> AIM OF THE EXERCISE
Would you return every entry below without a single difference?

> EXERCISE DATA
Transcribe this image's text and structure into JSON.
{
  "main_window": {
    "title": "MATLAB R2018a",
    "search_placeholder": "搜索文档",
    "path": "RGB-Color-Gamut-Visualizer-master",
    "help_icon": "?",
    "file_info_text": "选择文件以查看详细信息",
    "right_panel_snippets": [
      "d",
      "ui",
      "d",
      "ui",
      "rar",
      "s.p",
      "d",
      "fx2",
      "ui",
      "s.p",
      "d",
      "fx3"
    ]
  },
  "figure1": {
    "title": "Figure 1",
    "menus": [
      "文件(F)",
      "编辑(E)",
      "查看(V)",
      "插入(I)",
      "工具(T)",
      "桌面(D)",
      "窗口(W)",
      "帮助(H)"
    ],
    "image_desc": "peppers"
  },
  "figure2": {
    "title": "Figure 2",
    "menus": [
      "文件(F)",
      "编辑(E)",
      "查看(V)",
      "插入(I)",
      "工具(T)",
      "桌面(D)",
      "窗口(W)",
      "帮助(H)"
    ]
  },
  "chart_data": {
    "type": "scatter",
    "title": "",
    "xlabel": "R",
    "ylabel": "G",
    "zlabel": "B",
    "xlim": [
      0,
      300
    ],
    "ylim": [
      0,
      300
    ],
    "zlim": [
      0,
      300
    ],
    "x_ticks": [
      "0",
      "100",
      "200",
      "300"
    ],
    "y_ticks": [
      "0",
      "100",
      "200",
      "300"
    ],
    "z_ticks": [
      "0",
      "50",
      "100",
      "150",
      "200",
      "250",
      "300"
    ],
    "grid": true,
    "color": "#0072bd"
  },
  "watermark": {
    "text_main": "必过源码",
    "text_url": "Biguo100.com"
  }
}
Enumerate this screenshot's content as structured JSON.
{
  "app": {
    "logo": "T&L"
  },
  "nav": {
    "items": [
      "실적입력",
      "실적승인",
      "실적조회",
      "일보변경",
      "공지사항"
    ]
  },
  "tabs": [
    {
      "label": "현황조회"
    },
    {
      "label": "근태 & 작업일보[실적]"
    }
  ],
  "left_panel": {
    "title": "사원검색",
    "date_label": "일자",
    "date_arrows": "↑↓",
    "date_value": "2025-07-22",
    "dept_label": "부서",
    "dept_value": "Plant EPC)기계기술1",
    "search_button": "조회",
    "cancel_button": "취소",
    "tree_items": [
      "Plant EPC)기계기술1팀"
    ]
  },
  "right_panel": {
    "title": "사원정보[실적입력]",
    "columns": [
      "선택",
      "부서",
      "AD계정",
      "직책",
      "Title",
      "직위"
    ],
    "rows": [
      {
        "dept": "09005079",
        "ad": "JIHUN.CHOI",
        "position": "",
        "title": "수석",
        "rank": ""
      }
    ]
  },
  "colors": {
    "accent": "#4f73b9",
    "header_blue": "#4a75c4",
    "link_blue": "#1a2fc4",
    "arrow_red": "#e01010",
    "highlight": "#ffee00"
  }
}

> EXPECTED ANSWER
Transcribe this image's text and structure into JSON.
{
  "main_window": {
    "title": "MATLAB R2018a",
    "search_placeholder": "搜索文档",
    "path": "RGB-Color-Gamut-Visualizer-master",
    "help_icon": "?",
    "file_info_text": "选择文件以查看详细信息",
    "right_panel_snippets": [
      "d",
      "ui",
      "d",
      "ui",
      "rar",
      "s.p",
      "d",
      "fx2",
      "ui",
      "s.p",
      "d",
      "fx3"
    ]
  },
  "figure1": {
    "title": "Figure 1",
    "menus": [
      "文件(F)",
      "编辑(E)",
      "查看(V)",
      "插入(I)",
      "工具(T)",
      "桌面(D)",
      "窗口(W)",
      "帮助(H)"
    ],
    "image_desc": "peppers"
  },
  "figure2": {
    "title": "Figure 2",
    "menus": [
      "文件(F)",
      "编辑(E)",
      "查看(V)",
      "插入(I)",
      "工具(T)",
      "桌面(D)",
      "窗口(W)",
      "帮助(H)"
    ]
  },
  "chart_data": {
    "type": "scatter",
    "title": "",
    "xlabel": "R",
    "ylabel": "G",
    "zlabel": "B",
    "xlim": [
      0,
      300
    ],
    "ylim": [
      0,
      300
    ],
    "zlim": [
      0,
      300
    ],
    "x_ticks": [
      "0",
      "100",
      "200",
      "300"
    ],
    "y_ticks": [
      "0",
      "100",
      "200",
      "300"
    ],
    "z_ticks": [
      "0",
      "50",
      "100",
      "150",
      "200",
      "250",
      "300"
    ],
    "grid": true,
    "color": "#0072bd"
  },
  "watermark": {
    "text_main": "必过源码",
    "text_url": "Biguo100.com"
  }
}
Enumerate this screenshot's content as structured JSON.
{
  "app": {
    "logo": "T&L"
  },
  "nav": {
    "items": [
      "실적입력",
      "실적승인",
      "실적조회",
      "일보변경",
      "공지사항"
    ]
  },
  "tabs": [
    {
      "label": "현황조회"
    },
    {
      "label": "근태 & 작업일보[실적]"
    }
  ],
  "left_panel": {
    "title": "사원검색",
    "date_label": "일자",
    "date_arrows": "↑↓",
    "date_value": "2025-07-22",
    "dept_label": "부서",
    "dept_value": "Plant EPC)기계기술1",
    "search_button": "조회",
    "cancel_button": "취소",
    "tree_items": [
      "Plant EPC)기계기술1팀"
    ]
  },
  "right_panel": {
    "title": "사원정보[실적입력]",
    "columns": [
      "선택",
      "부서",
      "AD계정",
      "직책",
      "Title",
      "직위"
    ],
    "rows": [
      {
        "dept": "09005079",
        "ad": "JIHUN.CHOI",
        "position": "",
        "title": "수석",
        "rank": ""
      }
    ]
  },
  "colors": {
    "accent": "#4f73b9",
    "header_blue": "#4a75c4",
    "link_blue": "#1a2fc4",
    "arrow_red": "#e01010",
    "highlight": "#ffee00"
  }
}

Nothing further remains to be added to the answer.